Another member of the dinner’s “brain drain” team, Maya Schuldiner, a post-doctoral fellow (who on September 16, at Weizmann-sponsored “A Day of Science” at the Asia Society, lectured on “From Pea Pods to iPods — Mendelian Genetics in a Robotic Era”) credited her mother for becoming a scientist. “My mother was clever, organized, sharp, compassionate. Fifty years ago she had to choose to continue a career, but chose to stay with us [at home]. She always told me, ‘never give up on your dreams,’ a dangerous thing to say to a woman today — we don’t have the support system to fulfill [those dreams]. My dream is to be for them what my mother was for me—to be the best scientist I can be. For me, Weizmann offered that [community] support system. Not a place where I work, but where my dreams can come true”
For a kosher dinner served at an event for the benefit of an Israeli institute, I was amused by the extent of French on the evening’s menu, which was headlined by Entrée: The Herzog wine was a Chardonnay; the salad dressing, vinaigrette; the bundled baby string beans, Haricots Verts; the carrots were julienne (slivered); the dessert was a timbale of a chocolate Ganache (a waistline-devastating rich creamy concoction); and the sherbet was labeled sorbet. All that was missing was “bon appétit.”

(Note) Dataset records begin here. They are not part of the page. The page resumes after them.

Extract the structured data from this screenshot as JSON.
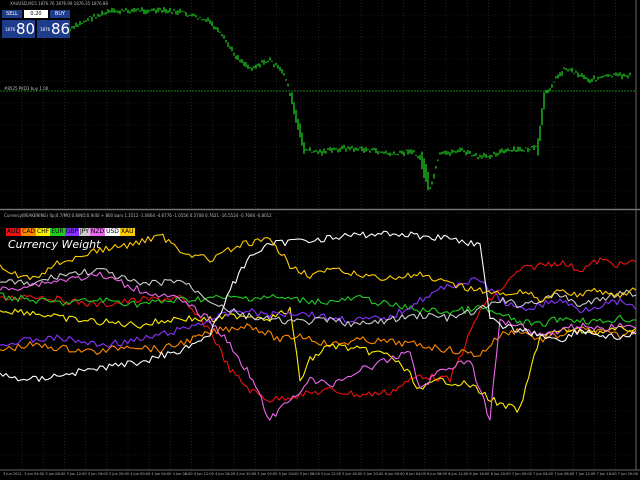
{
  "top_panel": {
    "header": "XAUUSD,M15 1876.76 1876.99 1876.35 1876.80",
    "trade": {
      "sell_label": "SELL",
      "buy_label": "BUY",
      "lot_value": "0.20",
      "sell_small": "1876",
      "sell_big": "80",
      "buy_small": "1876",
      "buy_big": "86"
    },
    "level_label": "#8525 PKD3 buy 1.00",
    "candle_color": "#22dd22",
    "level_color": "#22aa22"
  },
  "bottom_panel": {
    "header": "CurrencyWEAKENING( 0p;0.7/MO;0.8/NO;0.9/40 + 800 bars 1.3512 -1.0664 -4.6776 -1.0556 0.5708 0.7621 -16.5524 -0.7666 -0.8012",
    "title": "Currency Weight",
    "currencies": [
      {
        "name": "AUD",
        "color": "#ee1111"
      },
      {
        "name": "CAD",
        "color": "#ff8800"
      },
      {
        "name": "CHF",
        "color": "#ffee00"
      },
      {
        "name": "EUR",
        "color": "#22cc22"
      },
      {
        "name": "GBP",
        "color": "#8833ff"
      },
      {
        "name": "JPY",
        "color": "#cccccc"
      },
      {
        "name": "NZD",
        "color": "#ee66ee"
      },
      {
        "name": "USD",
        "color": "#ffffff"
      },
      {
        "name": "XAU",
        "color": "#ffcc00"
      }
    ]
  },
  "x_axis_labels": [
    "3 Jun 2021",
    "3 Jun 04:00",
    "3 Jun 08:00",
    "3 Jun 12:00",
    "3 Jun 16:00",
    "3 Jun 20:00",
    "4 Jun 00:00",
    "4 Jun 04:00",
    "4 Jun 08:00",
    "4 Jun 12:00",
    "4 Jun 16:00",
    "4 Jun 20:00",
    "5 Jun 00:00",
    "5 Jun 04:00",
    "5 Jun 08:00",
    "5 Jun 12:00",
    "5 Jun 16:00",
    "5 Jun 20:00",
    "6 Jun 00:00",
    "6 Jun 04:00",
    "6 Jun 08:00",
    "6 Jun 12:00",
    "6 Jun 16:00",
    "6 Jun 20:00",
    "7 Jun 00:00",
    "7 Jun 04:00",
    "7 Jun 08:00",
    "7 Jun 12:00",
    "7 Jun 16:00",
    "7 Jun 20:00"
  ]
}
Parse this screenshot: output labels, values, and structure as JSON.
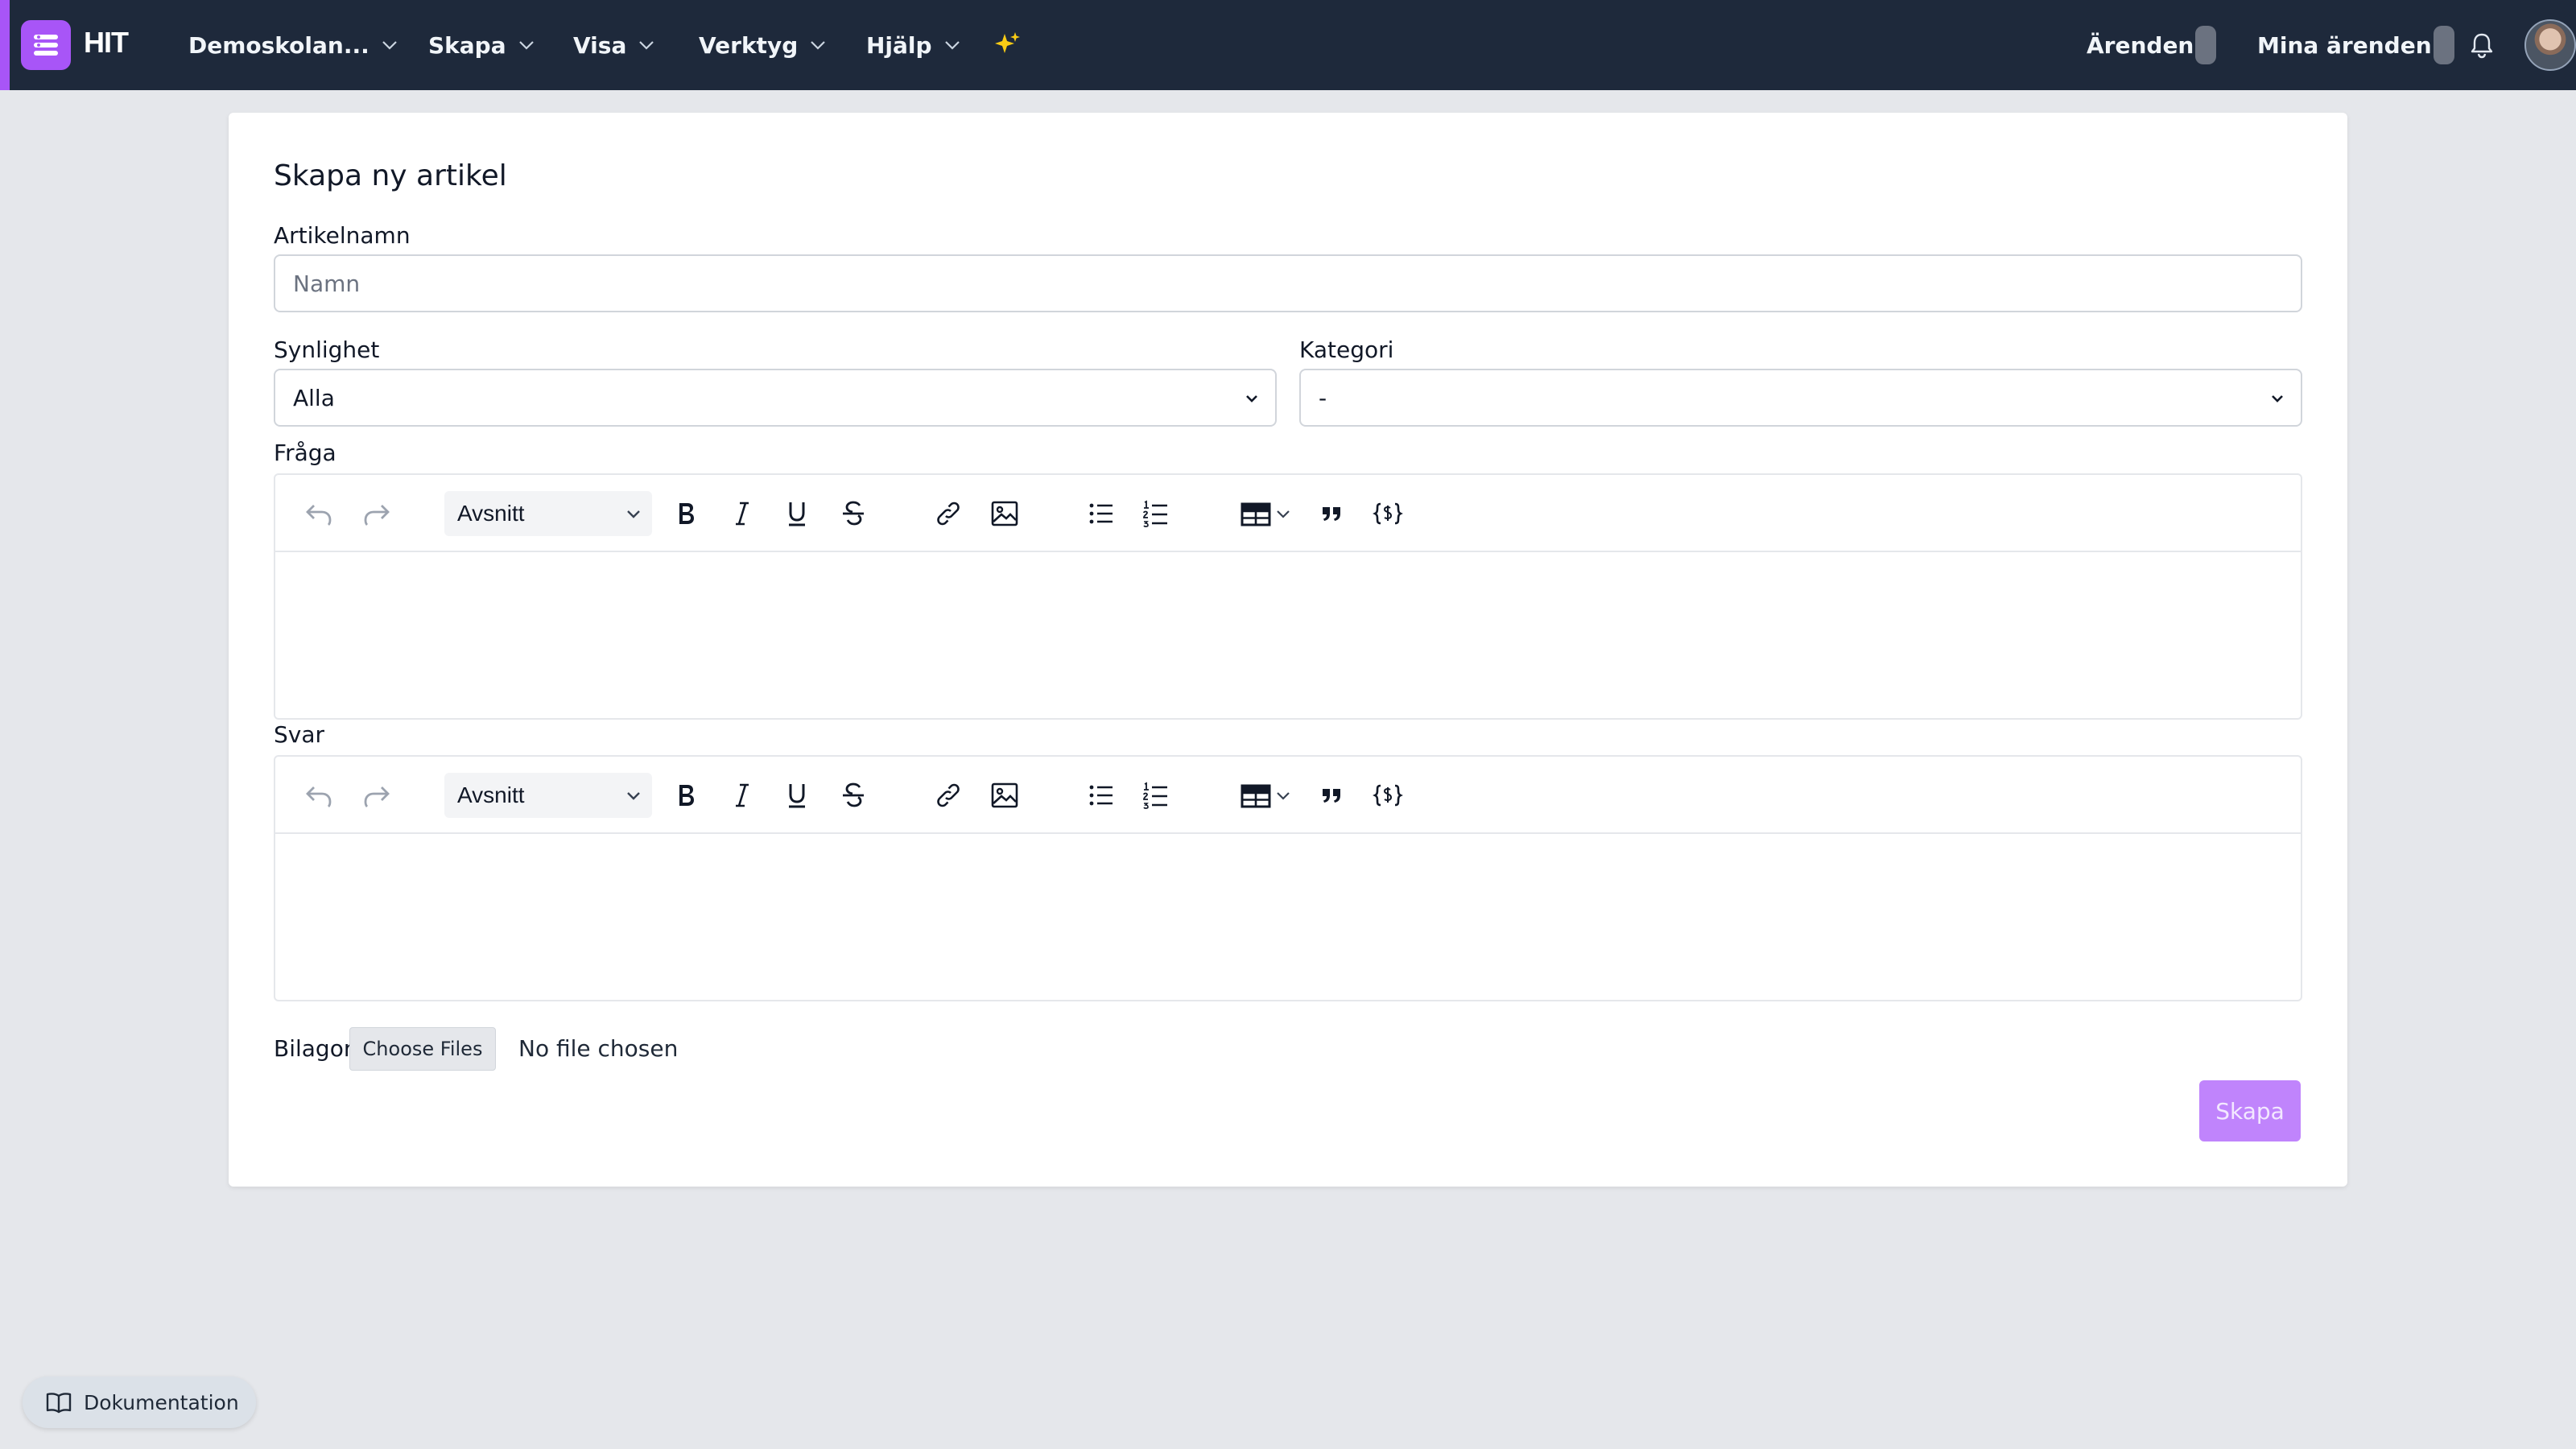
{
  "navbar": {
    "brand": "HIT",
    "menus": [
      {
        "label": "Demoskolan..."
      },
      {
        "label": "Skapa"
      },
      {
        "label": "Visa"
      },
      {
        "label": "Verktyg"
      },
      {
        "label": "Hjälp"
      }
    ],
    "right": {
      "cases_label": "Ärenden",
      "my_cases_label": "Mina ärenden"
    },
    "icons": {
      "logo": "hit-logo-icon",
      "sparkle": "sparkle-icon",
      "bell": "bell-icon"
    }
  },
  "form": {
    "title": "Skapa ny artikel",
    "name_label": "Artikelnamn",
    "name_placeholder": "Namn",
    "name_value": "",
    "visibility_label": "Synlighet",
    "visibility_value": "Alla",
    "category_label": "Kategori",
    "category_value": "-",
    "question_label": "Fråga",
    "answer_label": "Svar",
    "editor_block_format": "Avsnitt",
    "attachments_label": "Bilagor",
    "choose_files_label": "Choose Files",
    "no_file_text": "No file chosen",
    "submit_label": "Skapa"
  },
  "colors": {
    "navbar_bg": "#1e293b",
    "accent": "#a855f7",
    "submit_bg": "#c084fc",
    "page_bg": "#e5e7eb",
    "sparkle": "#facc15"
  },
  "docs": {
    "label": "Dokumentation"
  }
}
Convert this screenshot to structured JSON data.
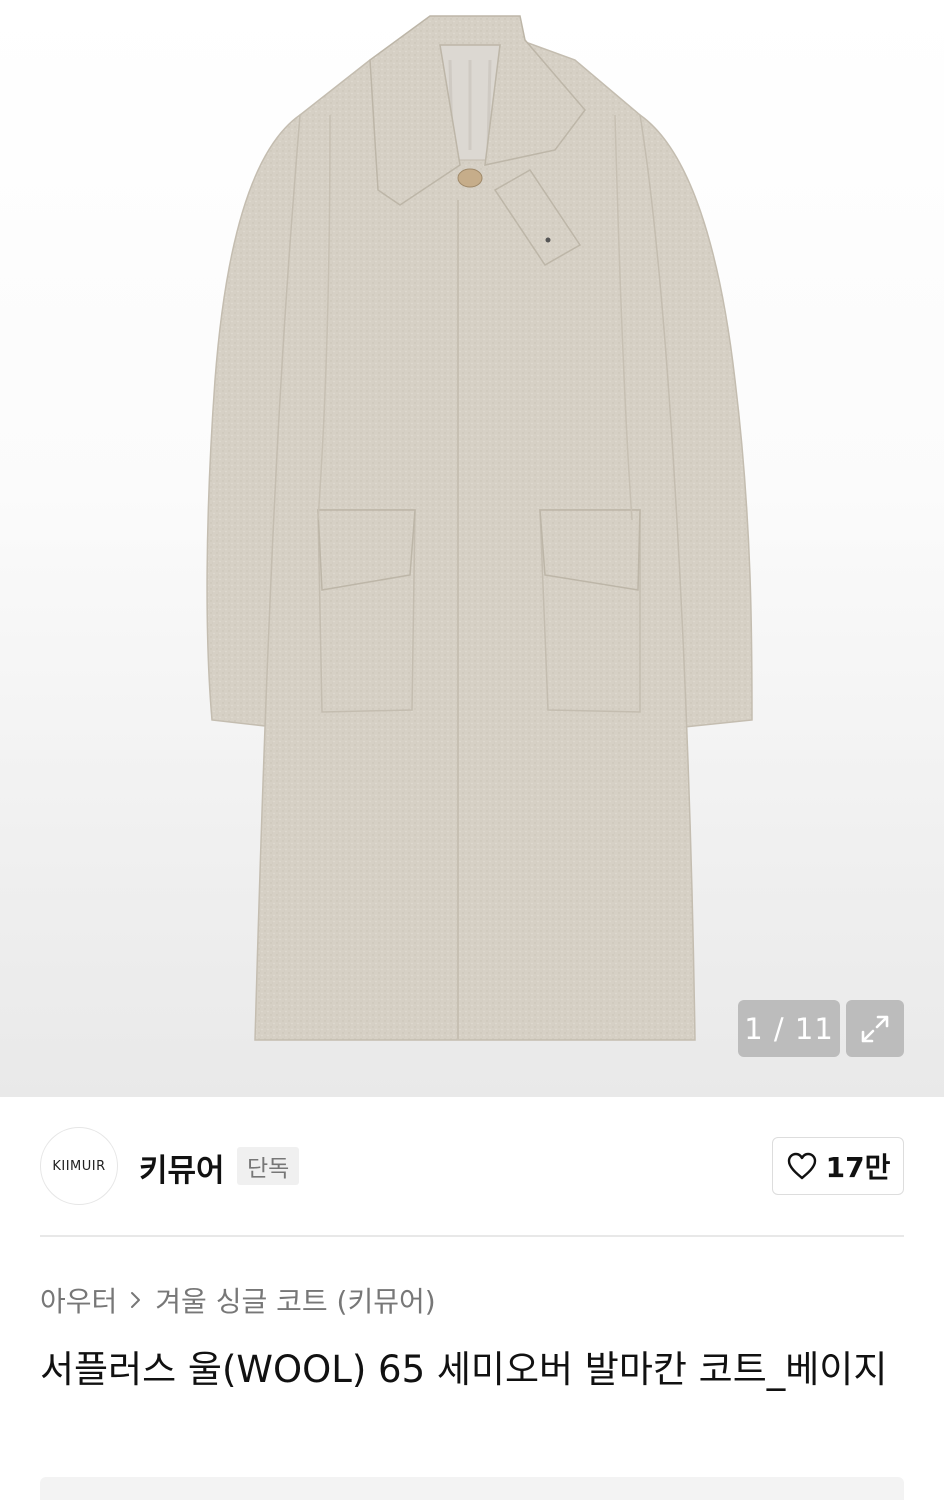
{
  "gallery": {
    "counter": "1 / 11",
    "image_alt": "coat"
  },
  "brand": {
    "logo_text": "KIIMUIR",
    "name": "키뮤어",
    "badge": "단독",
    "like_count": "17만"
  },
  "breadcrumb": {
    "category": "아우터",
    "subcategory": "겨울 싱글 코트 (키뮤어)"
  },
  "product": {
    "title": "서플러스 울(WOOL) 65 세미오버 발마칸 코트_베이지"
  },
  "colors": {
    "coat": "#d8d2c7",
    "accent": "#111111"
  },
  "icons": [
    "expand-icon",
    "heart-icon",
    "chevron-right-icon"
  ]
}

Prof. Ada Yonath, of the Weizmann Institute of Science’s chemistry department, has been awarded the 2009 Nobel Prize for Chemistry for her groundbreaking work using crystallography to map the atomic structure of ribosomes. What a positive addendum to the event.